Nothing in the records may be left out or reworded; return them exactly.
===== AVAILABLE DATA =====
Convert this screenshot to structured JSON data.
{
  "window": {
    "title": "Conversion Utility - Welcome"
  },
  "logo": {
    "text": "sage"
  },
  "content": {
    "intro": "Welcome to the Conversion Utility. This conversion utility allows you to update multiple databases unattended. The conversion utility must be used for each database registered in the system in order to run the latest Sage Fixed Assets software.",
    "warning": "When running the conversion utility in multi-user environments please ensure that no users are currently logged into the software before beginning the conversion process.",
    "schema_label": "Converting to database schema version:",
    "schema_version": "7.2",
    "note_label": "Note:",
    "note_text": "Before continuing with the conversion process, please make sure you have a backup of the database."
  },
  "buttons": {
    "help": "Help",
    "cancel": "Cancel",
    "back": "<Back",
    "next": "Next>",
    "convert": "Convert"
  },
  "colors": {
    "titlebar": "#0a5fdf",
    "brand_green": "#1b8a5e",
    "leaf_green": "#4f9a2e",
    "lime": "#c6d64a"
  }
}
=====
— COMPLETED EXERCISE —
Convert this screenshot to structured JSON data.
{
  "window": {
    "title": "Conversion Utility - Welcome"
  },
  "logo": {
    "text": "sage"
  },
  "content": {
    "intro": "Welcome to the Conversion Utility. This conversion utility allows you to update multiple databases unattended. The conversion utility must be used for each database registered in the system in order to run the latest Sage Fixed Assets software.",
    "warning": "When running the conversion utility in multi-user environments please ensure that no users are currently logged into the software before beginning the conversion process.",
    "schema_label": "Converting to database schema version:",
    "schema_version": "7.2",
    "note_label": "Note:",
    "note_text": "Before continuing with the conversion process, please make sure you have a backup of the database."
  },
  "buttons": {
    "help": "Help",
    "cancel": "Cancel",
    "back": "<Back",
    "next": "Next>",
    "convert": "Convert"
  },
  "colors": {
    "titlebar": "#0a5fdf",
    "brand_green": "#1b8a5e",
    "leaf_green": "#4f9a2e",
    "lime": "#c6d64a"
  }
}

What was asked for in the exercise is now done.